DIRECTIONS FOR THIS TASK: The listing must be reproduced in full, exactly as it stands.

MATERIAL SHOWN:
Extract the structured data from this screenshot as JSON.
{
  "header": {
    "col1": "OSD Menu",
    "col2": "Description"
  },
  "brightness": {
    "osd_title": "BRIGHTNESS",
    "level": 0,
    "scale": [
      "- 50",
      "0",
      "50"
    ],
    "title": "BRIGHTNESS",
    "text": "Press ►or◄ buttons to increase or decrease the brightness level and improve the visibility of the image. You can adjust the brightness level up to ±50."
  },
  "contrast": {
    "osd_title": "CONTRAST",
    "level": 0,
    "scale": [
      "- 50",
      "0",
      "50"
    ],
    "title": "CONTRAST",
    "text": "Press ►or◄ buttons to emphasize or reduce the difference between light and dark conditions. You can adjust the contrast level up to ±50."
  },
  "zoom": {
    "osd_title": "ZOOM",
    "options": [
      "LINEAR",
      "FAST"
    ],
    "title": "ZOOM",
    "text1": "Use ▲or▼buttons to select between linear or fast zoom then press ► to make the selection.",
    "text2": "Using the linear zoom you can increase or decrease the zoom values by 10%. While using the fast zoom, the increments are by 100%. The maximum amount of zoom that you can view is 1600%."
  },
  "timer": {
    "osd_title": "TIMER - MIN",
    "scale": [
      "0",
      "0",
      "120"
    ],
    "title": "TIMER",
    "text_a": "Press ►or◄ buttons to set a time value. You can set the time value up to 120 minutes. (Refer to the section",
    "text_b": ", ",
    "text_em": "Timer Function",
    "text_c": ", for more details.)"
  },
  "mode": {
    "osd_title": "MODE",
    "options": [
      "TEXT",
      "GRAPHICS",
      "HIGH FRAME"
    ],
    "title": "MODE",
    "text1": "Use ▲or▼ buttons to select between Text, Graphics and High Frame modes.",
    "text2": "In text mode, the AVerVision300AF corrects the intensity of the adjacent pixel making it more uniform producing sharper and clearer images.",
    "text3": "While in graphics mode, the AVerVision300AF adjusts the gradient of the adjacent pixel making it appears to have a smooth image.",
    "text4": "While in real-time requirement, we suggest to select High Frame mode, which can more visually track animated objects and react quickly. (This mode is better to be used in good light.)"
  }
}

RESULT OF THIS EXERCISE:
Extract the structured data from this screenshot as JSON.
{
  "header": {
    "col1": "OSD Menu",
    "col2": "Description"
  },
  "brightness": {
    "osd_title": "BRIGHTNESS",
    "level": 0,
    "scale": [
      "- 50",
      "0",
      "50"
    ],
    "title": "BRIGHTNESS",
    "text": "Press ►or◄ buttons to increase or decrease the brightness level and improve the visibility of the image. You can adjust the brightness level up to ±50."
  },
  "contrast": {
    "osd_title": "CONTRAST",
    "level": 0,
    "scale": [
      "- 50",
      "0",
      "50"
    ],
    "title": "CONTRAST",
    "text": "Press ►or◄ buttons to emphasize or reduce the difference between light and dark conditions. You can adjust the contrast level up to ±50."
  },
  "zoom": {
    "osd_title": "ZOOM",
    "options": [
      "LINEAR",
      "FAST"
    ],
    "title": "ZOOM",
    "text1": "Use ▲or▼buttons to select between linear or fast zoom then press ► to make the selection.",
    "text2": "Using the linear zoom you can increase or decrease the zoom values by 10%. While using the fast zoom, the increments are by 100%. The maximum amount of zoom that you can view is 1600%."
  },
  "timer": {
    "osd_title": "TIMER - MIN",
    "scale": [
      "0",
      "0",
      "120"
    ],
    "title": "TIMER",
    "text_a": "Press ►or◄ buttons to set a time value. You can set the time value up to 120 minutes. (Refer to the section",
    "text_b": ", ",
    "text_em": "Timer Function",
    "text_c": ", for more details.)"
  },
  "mode": {
    "osd_title": "MODE",
    "options": [
      "TEXT",
      "GRAPHICS",
      "HIGH FRAME"
    ],
    "title": "MODE",
    "text1": "Use ▲or▼ buttons to select between Text, Graphics and High Frame modes.",
    "text2": "In text mode, the AVerVision300AF corrects the intensity of the adjacent pixel making it more uniform producing sharper and clearer images.",
    "text3": "While in graphics mode, the AVerVision300AF adjusts the gradient of the adjacent pixel making it appears to have a smooth image.",
    "text4": "While in real-time requirement, we suggest to select High Frame mode, which can more visually track animated objects and react quickly. (This mode is better to be used in good light.)"
  }
}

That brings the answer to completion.